And that star blew up 88 million years ago. The light traveled at the speed of light and got here on January 9th.
JEFFREY BROWN: January 9th it arrived, huh? Tell us...
ROBERT KIRSHNER: Yes. And if we'd been a little farther away, it would have been gotten here in February. And if we'd been a little closer, it would have been here in December.
And this flash of X-rays is only five minutes long. If the satellite had not been looking at that galaxy at that time, it would have been missed.
These things are quite rare. They only take place about one in 100 years in a galaxy. So Alicia was very, very lucky, and all of us were lucky that this thing got found.
JEFFREY BROWN: And now that you've seen it, does it open up some new areas of research? What happens next?
ROBERT KIRSHNER: Well, the interesting thing, is that, although the X-rays are brand new and novel, the supernova was pretty ordinary of its kind. It's a kind of supernova in a massive star where the star has lost its outer envelope somehow or, anyway, doesn't have it at the time of the explosion.
It's probably pretty compact. And we're really interested in finding out what the stars are like when they explode and by what mechanism they explode.
One of the really interesting things about supernovae is that, when the explosion takes place, the elements that had been formed inside the star -- so the calcium or iron or other elements that are made in the ordinary course of the star's burning -- plus, new elements that are synthesized in the explosion itself, those elements get blasted out into the gas between the stars.
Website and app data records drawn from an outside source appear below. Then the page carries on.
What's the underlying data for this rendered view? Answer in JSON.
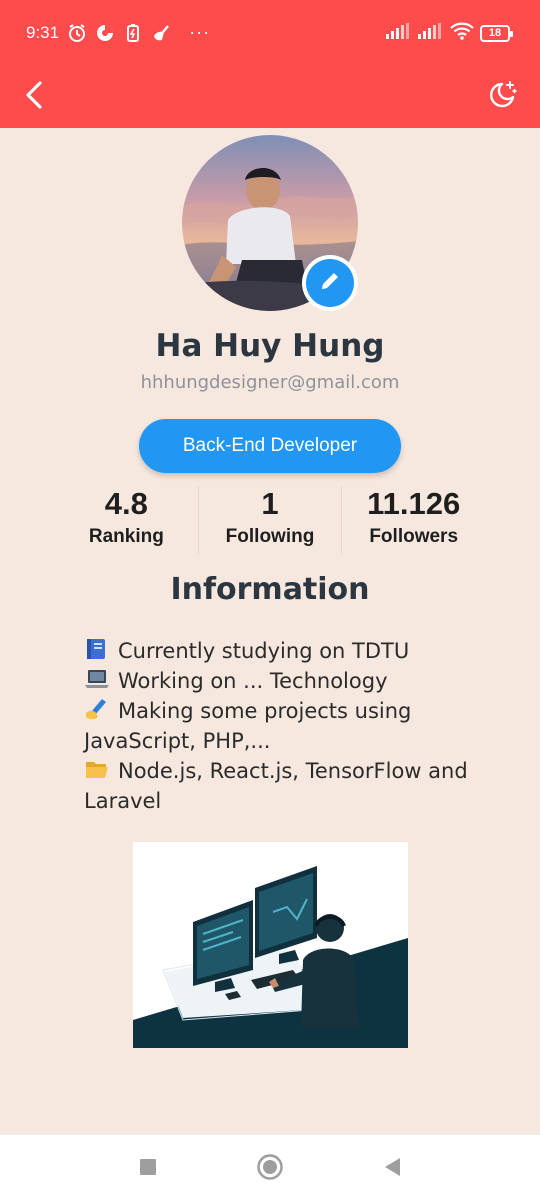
{
  "status_bar": {
    "time": "9:31",
    "more": "···",
    "battery": "18",
    "icons": [
      "alarm-icon",
      "data-saver-icon",
      "battery-saver-icon",
      "cleaner-icon",
      "signal-icon",
      "signal-icon",
      "wifi-icon"
    ]
  },
  "app_bar": {
    "color": "#fe4b4b",
    "back_icon": "chevron-left-icon",
    "theme_icon": "night-mode-icon"
  },
  "profile": {
    "name": "Ha Huy Hung",
    "email": "hhhungdesigner@gmail.com",
    "role": "Back-End Developer",
    "edit_icon": "pencil-icon"
  },
  "stats": [
    {
      "value": "4.8",
      "label": "Ranking"
    },
    {
      "value": "1",
      "label": "Following"
    },
    {
      "value": "11.126",
      "label": "Followers"
    }
  ],
  "information": {
    "title": "Information",
    "lines": [
      {
        "icon": "blue-book-icon",
        "text": "Currently studying on TDTU"
      },
      {
        "icon": "laptop-icon",
        "text": "Working on ... Technology"
      },
      {
        "icon": "writing-hand-icon",
        "text": "Making some projects using JavaScript, PHP,..."
      },
      {
        "icon": "open-folder-icon",
        "text": "Node.js, React.js, TensorFlow and Laravel"
      }
    ]
  },
  "nav_bar": {
    "buttons": [
      "recent-apps-icon",
      "home-icon",
      "back-triangle-icon"
    ]
  },
  "colors": {
    "accent": "#2196f3",
    "header": "#fe4b4b",
    "background": "#f6e8df"
  }
}
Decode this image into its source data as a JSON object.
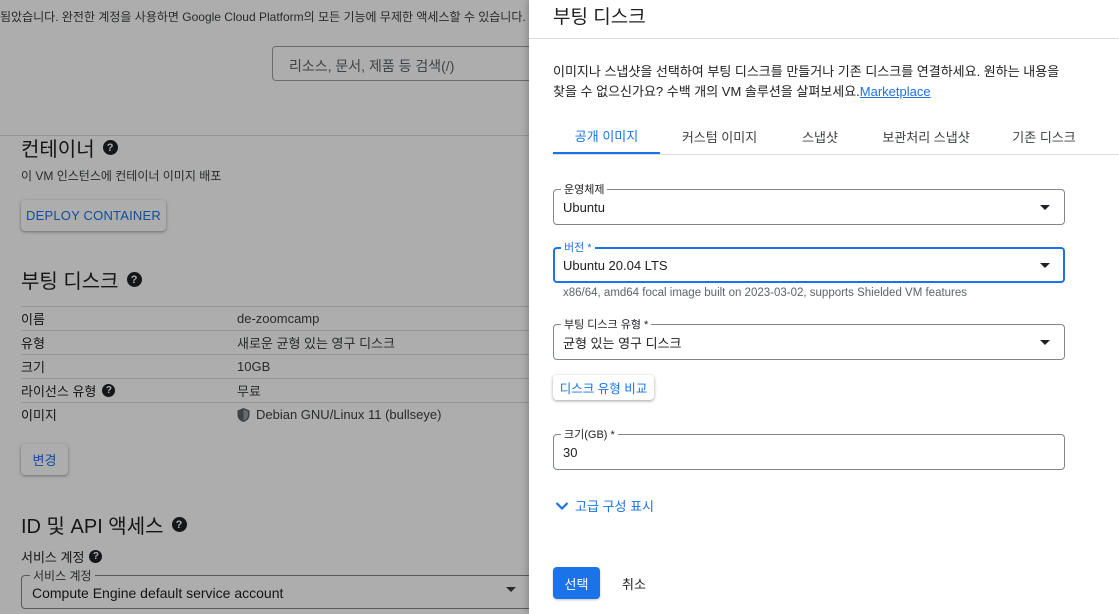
{
  "background": {
    "banner_text": "됨았습니다. 완전한 계정을 사용하면 Google Cloud Platform의 모든 기능에 무제한 액세스할 수 있습니다.",
    "search_placeholder": "리소스, 문서, 제품 등 검색(/)",
    "container_section": {
      "title": "컨테이너",
      "subtitle": "이 VM 인스턴스에 컨테이너 이미지 배포",
      "deploy_label": "DEPLOY CONTAINER"
    },
    "boot_disk_section": {
      "title": "부팅 디스크",
      "rows": [
        {
          "key": "이름",
          "value": "de-zoomcamp"
        },
        {
          "key": "유형",
          "value": "새로운 균형 있는 영구 디스크"
        },
        {
          "key": "크기",
          "value": "10GB"
        },
        {
          "key": "라이선스 유형",
          "value": "무료"
        },
        {
          "key": "이미지",
          "value": "Debian GNU/Linux 11 (bullseye)"
        }
      ],
      "change_label": "변경"
    },
    "id_api_section": {
      "title": "ID 및 API 액세스",
      "service_account_label": "서비스 계정",
      "service_account_field_label": "서비스 계정",
      "service_account_value": "Compute Engine default service account"
    }
  },
  "panel": {
    "title": "부팅 디스크",
    "description": "이미지나 스냅샷을 선택하여 부팅 디스크를 만들거나 기존 디스크를 연결하세요. 원하는 내용을 찾을 수 없으신가요? 수백 개의 VM 솔루션을 살펴보세요.",
    "marketplace_link": "Marketplace",
    "tabs": [
      {
        "label": "공개 이미지",
        "active": true
      },
      {
        "label": "커스텀 이미지",
        "active": false
      },
      {
        "label": "스냅샷",
        "active": false
      },
      {
        "label": "보관처리 스냅샷",
        "active": false
      },
      {
        "label": "기존 디스크",
        "active": false
      }
    ],
    "os_field": {
      "label": "운영체제",
      "value": "Ubuntu"
    },
    "version_field": {
      "label": "버전 *",
      "value": "Ubuntu 20.04 LTS",
      "hint": "x86/64, amd64 focal image built on 2023-03-02, supports Shielded VM features"
    },
    "disk_type_field": {
      "label": "부팅 디스크 유형 *",
      "value": "균형 있는 영구 디스크"
    },
    "compare_label": "디스크 유형 비교",
    "size_field": {
      "label": "크기(GB) *",
      "value": "30"
    },
    "advanced_label": "고급 구성 표시",
    "select_label": "선택",
    "cancel_label": "취소"
  },
  "colors": {
    "accent": "#1a73e8",
    "scrim": "rgba(0,0,0,0.32)"
  }
}
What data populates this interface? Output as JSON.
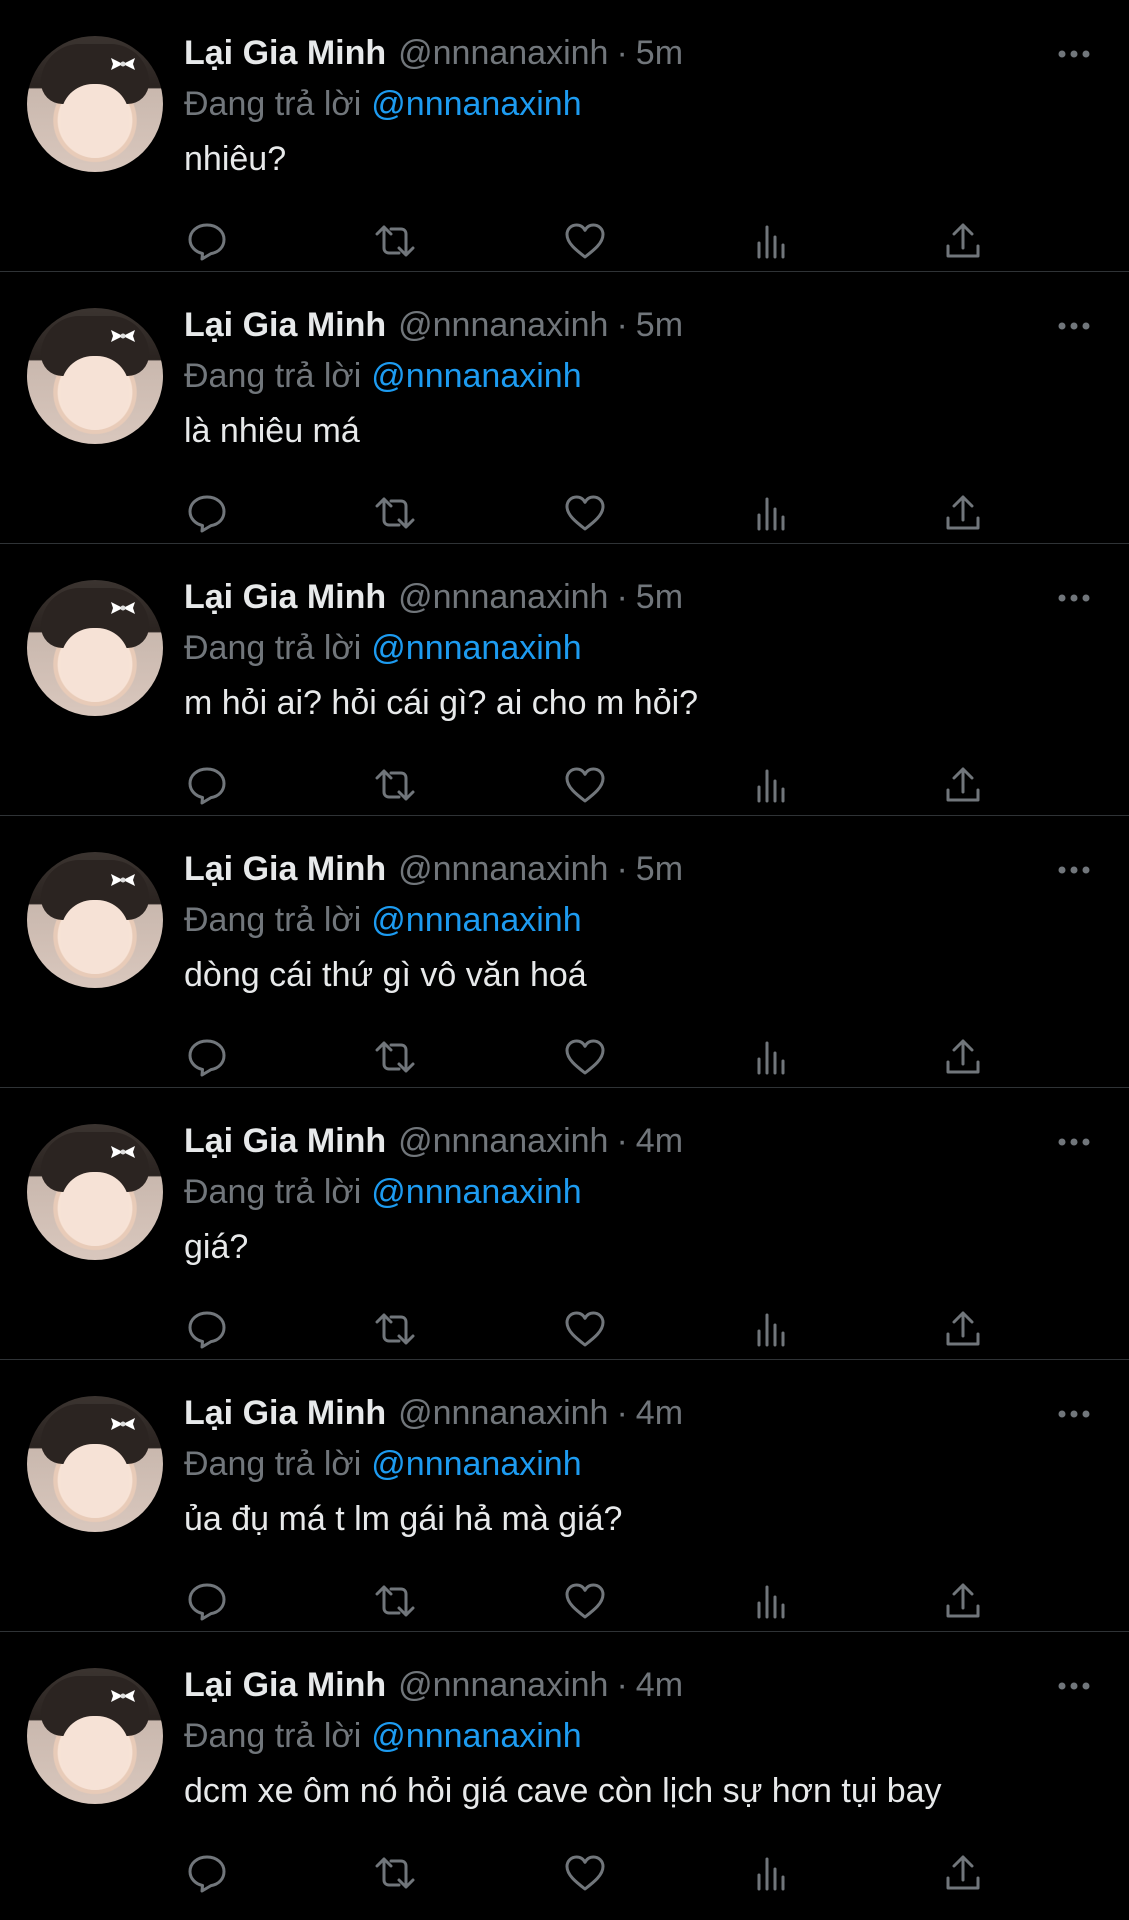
{
  "colors": {
    "background": "#000000",
    "text_primary": "#e7e9ea",
    "text_secondary": "#71767b",
    "mention": "#1d9bf0",
    "divider": "#2f3336"
  },
  "tweets": [
    {
      "name": "Lại Gia Minh",
      "handle": "@nnnanaxinh",
      "separator": "·",
      "time": "5m",
      "reply_prefix": "Đang trả lời",
      "reply_to": "@nnnanaxinh",
      "text": "nhiêu?"
    },
    {
      "name": "Lại Gia Minh",
      "handle": "@nnnanaxinh",
      "separator": "·",
      "time": "5m",
      "reply_prefix": "Đang trả lời",
      "reply_to": "@nnnanaxinh",
      "text": "là nhiêu má"
    },
    {
      "name": "Lại Gia Minh",
      "handle": "@nnnanaxinh",
      "separator": "·",
      "time": "5m",
      "reply_prefix": "Đang trả lời",
      "reply_to": "@nnnanaxinh",
      "text": "m hỏi ai? hỏi cái gì? ai cho m hỏi?"
    },
    {
      "name": "Lại Gia Minh",
      "handle": "@nnnanaxinh",
      "separator": "·",
      "time": "5m",
      "reply_prefix": "Đang trả lời",
      "reply_to": "@nnnanaxinh",
      "text": "dòng cái thứ gì vô văn hoá"
    },
    {
      "name": "Lại Gia Minh",
      "handle": "@nnnanaxinh",
      "separator": "·",
      "time": "4m",
      "reply_prefix": "Đang trả lời",
      "reply_to": "@nnnanaxinh",
      "text": "giá?"
    },
    {
      "name": "Lại Gia Minh",
      "handle": "@nnnanaxinh",
      "separator": "·",
      "time": "4m",
      "reply_prefix": "Đang trả lời",
      "reply_to": "@nnnanaxinh",
      "text": "ủa đụ má t lm gái hả mà giá?"
    },
    {
      "name": "Lại Gia Minh",
      "handle": "@nnnanaxinh",
      "separator": "·",
      "time": "4m",
      "reply_prefix": "Đang trả lời",
      "reply_to": "@nnnanaxinh",
      "text": "dcm xe ôm nó hỏi giá cave còn lịch sự hơn tụi bay"
    }
  ],
  "icons": {
    "avatar": "profile-avatar",
    "more": "more-horizontal-icon",
    "reply": "reply-icon",
    "retweet": "retweet-icon",
    "like": "heart-icon",
    "views": "views-icon",
    "share": "share-icon"
  }
}
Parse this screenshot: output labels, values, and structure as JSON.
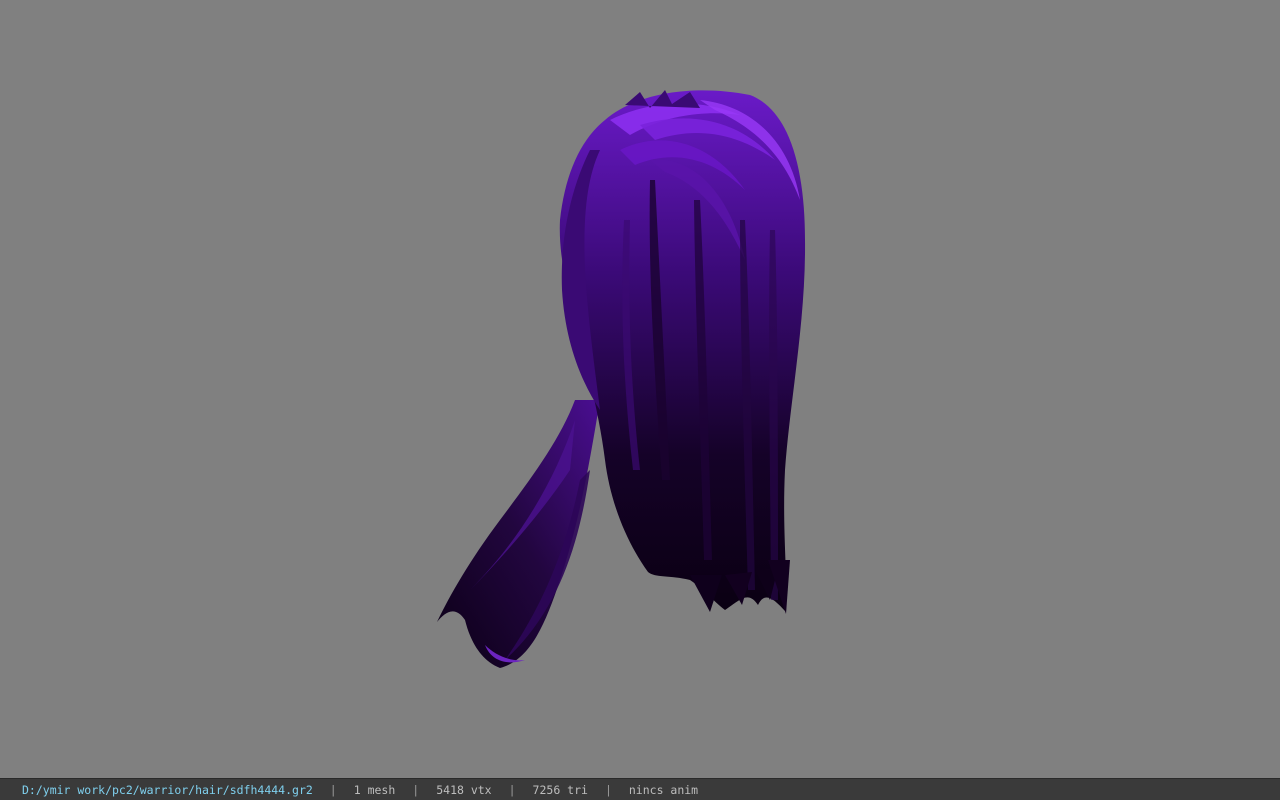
{
  "viewport": {
    "background": "#808080",
    "model": "hair-mesh",
    "model_color": "#5a12a8"
  },
  "status": {
    "file_path": "D:/ymir work/pc2/warrior/hair/sdfh4444.gr2",
    "separator": "|",
    "mesh": "1 mesh",
    "vertices": "5418 vtx",
    "triangles": "7256 tri",
    "anim": "nincs anim"
  }
}
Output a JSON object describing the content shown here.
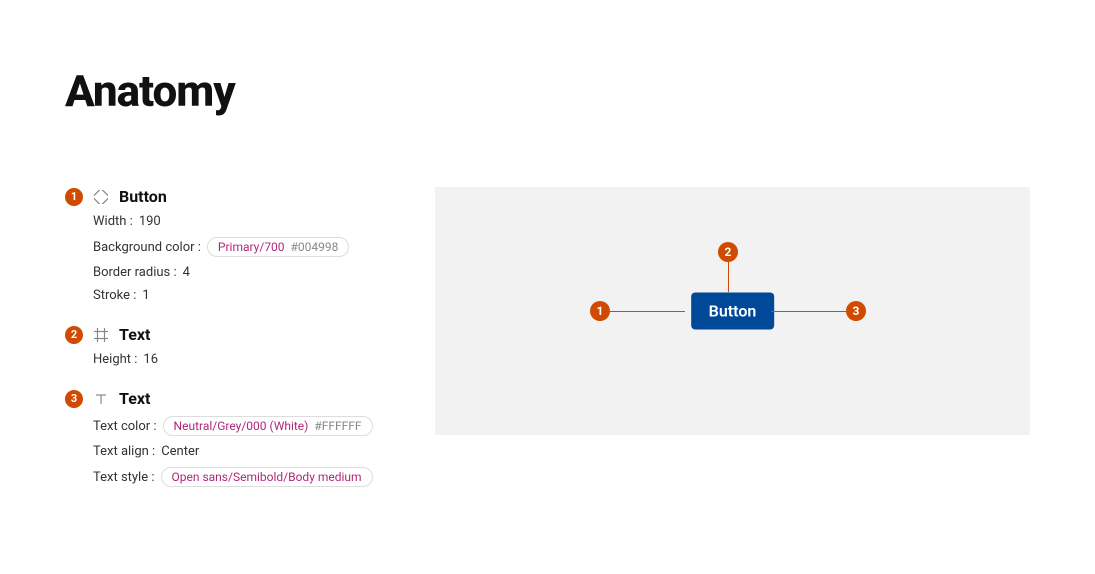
{
  "title": "Anatomy",
  "specs": [
    {
      "num": "1",
      "icon": "diamond",
      "title": "Button",
      "rows": [
        {
          "label": "Width :",
          "value": "190"
        },
        {
          "label": "Background color :",
          "chip": {
            "name": "Primary/700",
            "hex": "#004998"
          }
        },
        {
          "label": "Border radius :",
          "value": "4"
        },
        {
          "label": "Stroke :",
          "value": "1"
        }
      ]
    },
    {
      "num": "2",
      "icon": "frame",
      "title": "Text",
      "rows": [
        {
          "label": "Height :",
          "value": "16"
        }
      ]
    },
    {
      "num": "3",
      "icon": "text",
      "title": "Text",
      "rows": [
        {
          "label": "Text color :",
          "chip": {
            "name": "Neutral/Grey/000 (White)",
            "hex": "#FFFFFF"
          }
        },
        {
          "label": "Text align :",
          "value": "Center"
        },
        {
          "label": "Text style :",
          "chip": {
            "name": "Open sans/Semibold/Body medium"
          }
        }
      ]
    }
  ],
  "preview": {
    "button_label": "Button",
    "callouts": [
      "1",
      "2",
      "3"
    ]
  }
}
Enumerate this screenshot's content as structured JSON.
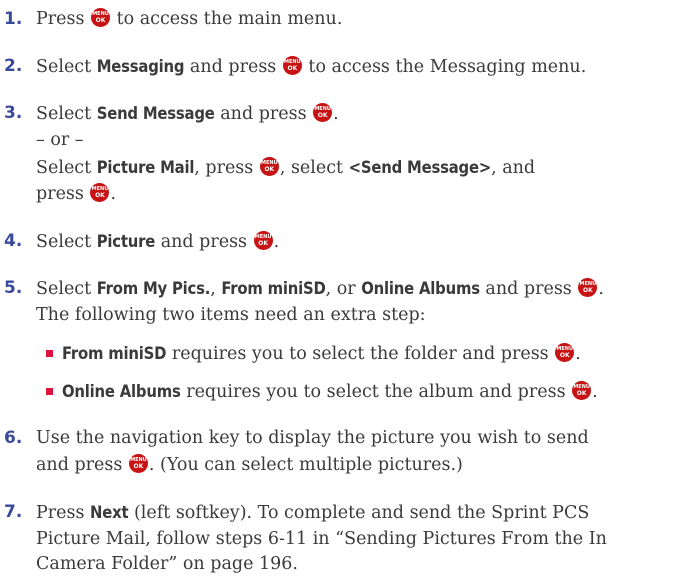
{
  "steps": [
    {
      "num": "1.",
      "parts": [
        "Press ",
        "to access the main menu."
      ]
    },
    {
      "num": "2.",
      "parts": [
        "Select ",
        "Messaging",
        " and press ",
        "to access the Messaging menu."
      ]
    },
    {
      "num": "3.",
      "parts": [
        "Select ",
        "Send Message",
        " and press ",
        "."
      ],
      "or": "– or –",
      "alt": [
        "Select ",
        "Picture Mail",
        ", press ",
        ", select ",
        "<Send Message>",
        ", and",
        "press ",
        "."
      ]
    },
    {
      "num": "4.",
      "parts": [
        "Select ",
        "Picture",
        " and press ",
        "."
      ]
    },
    {
      "num": "5.",
      "parts": [
        "Select ",
        "From My Pics.",
        ", ",
        "From miniSD",
        ", or ",
        "Online Albums",
        " and press ",
        "."
      ],
      "line2": "The following two items need an extra step:",
      "bullets": [
        {
          "bold": "From miniSD",
          "text": " requires you to select the folder and press ",
          "end": "."
        },
        {
          "bold": "Online Albums",
          "text": " requires you to select the album and press ",
          "end": "."
        }
      ]
    },
    {
      "num": "6.",
      "parts": [
        "Use the navigation key to display the picture you wish to send",
        "and press ",
        ". (You can select multiple pictures.)"
      ]
    },
    {
      "num": "7.",
      "parts": [
        "Press ",
        "Next",
        " (left softkey). To complete and send the Sprint PCS",
        "Picture Mail, follow steps 6-11 in “Sending Pictures From the In",
        "Camera Folder” on page 196."
      ]
    }
  ],
  "icons": {
    "menu_key": "menu-ok-key-icon",
    "menu_key_color": "#c71313",
    "number_color": "#3a4a9a",
    "bullet_color": "#e0123f"
  }
}
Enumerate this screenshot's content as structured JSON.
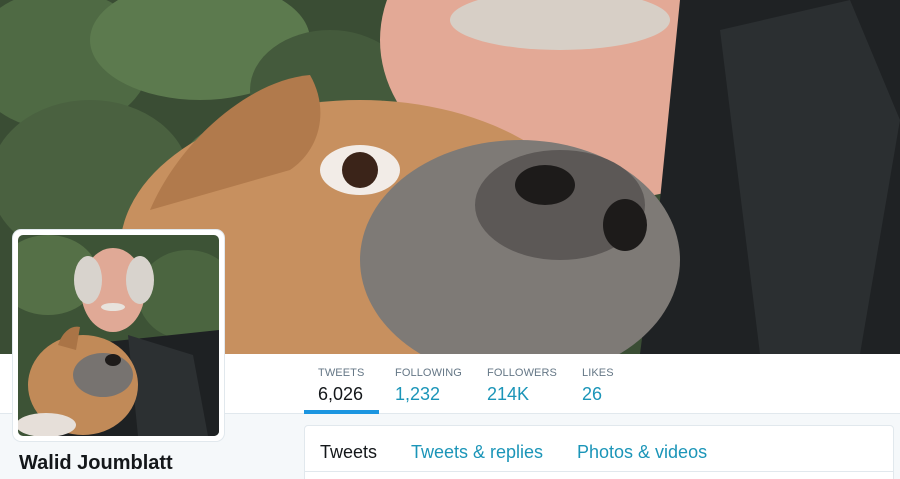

And they become the raw material for the next generation of stars and for planets and for people. So the calcium that's in your bones and the iron that's in your blood -- or if you're wearing gold jewelry -- those atoms, the actual atoms that you're wearing were manufactured in supernova explosions that took place early in the history of our galaxy, before the sun formed and before the Earth formed.
So you are really star material.
JEFFREY BROWN: A good professor ties what happened out there to us right here on Planet Earth. Robert Kirshner, thank you very much for joining us.ROBERT KIRSHNER: My pleasure. Thank you.